I was able to outfit my garage with a basic thermal test environment for about $9k. Not a trivial amount to spend on equipment, however if you compare that to the hiring of an external resource to do testing more than likely you will quickly see that the equipment cost pays for itself quickly and then becomes a valuable resource moving forward. All in all I had to put in a dedicated 20A circuit to my main breaker box, pick up an external thermocouple reader and outfit a low end laptop with some basic communication capability to communicate with units under test in the chamber.
With this basic setup I can do quite a bit. I can use the laptop to run test scripts, repetitive startup testing at temperature extremes, log component temperatures while under test at temperature extremes, etc. As needs grow I have the ability to possibly add a data logger or automated test software.
The external thermocouple is nice as when you set the chamber temperature, without it you are basically relying on the readout to be accurate. In my experiences so far, I find the chamber to be about 2C "low" at the extremes. Meaning if I set it to -40C the thermocouple reads -38C and at 85C it reads about 83C. Setting the temperature 2 degrees more extreme than my desired temp consistently measures what I expect. The other nice thing about the thermocouple reader is that it is a 4 channel device. Meaning I can crazy glue probes down to heatsinks or critical parts and read their temperatures as well from the meter. Yes I could use a multimeter with multiple probes and just plug them in one by one to read them, but that's no fun. Besides these readers are pretty inexpensive and help demonstrate how in an automated setup a datalogger that could read and store these measurements over different test criteria could be valuable.

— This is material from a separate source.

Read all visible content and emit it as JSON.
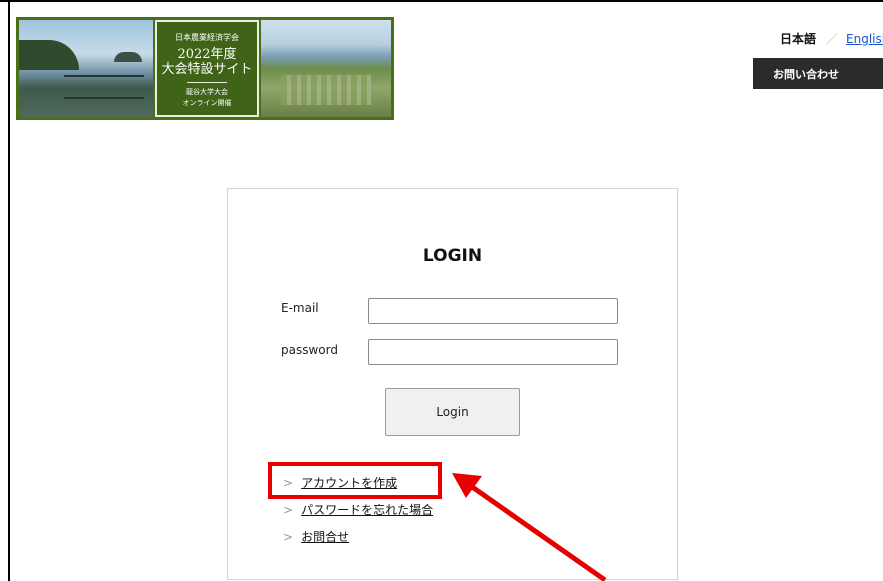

I'm pushing very hard right now on promoting thermal relief solutions at Avnet. We are working towards offering more products and support in this growing area of need. As I work with partners to design new heatsinks and applications it will be very valuable for me to be able to use my chamber to do validation closer to the product limits than a simple open air, ambient bench top setup. I've already used this setup to aid in the prototype testing of a couple of different heatsink solutions around our products. It definitely helps me feel more confident in the solutions we provide and promote. You will see me leverage this equipment in my future blogs about various products and technologies.
If anyone else out there has some cool thermal test environments set up I'd love to hear about them. Any tricks or best practices you'd like to share? I'd love to hear feedback in the comments. One thing I remember learning was how quickly the temperature would rise on my product when you turned off the chamber power at 85C. The airflow inside the chamber effectively equalized the temperature, which eliminated hotspots. When you turned off the chamber there were parts of the board that would instantly start climbing. That led me to using cardboard boxes to enclose units under test to eliminate "unintentional" airflow from affecting the test.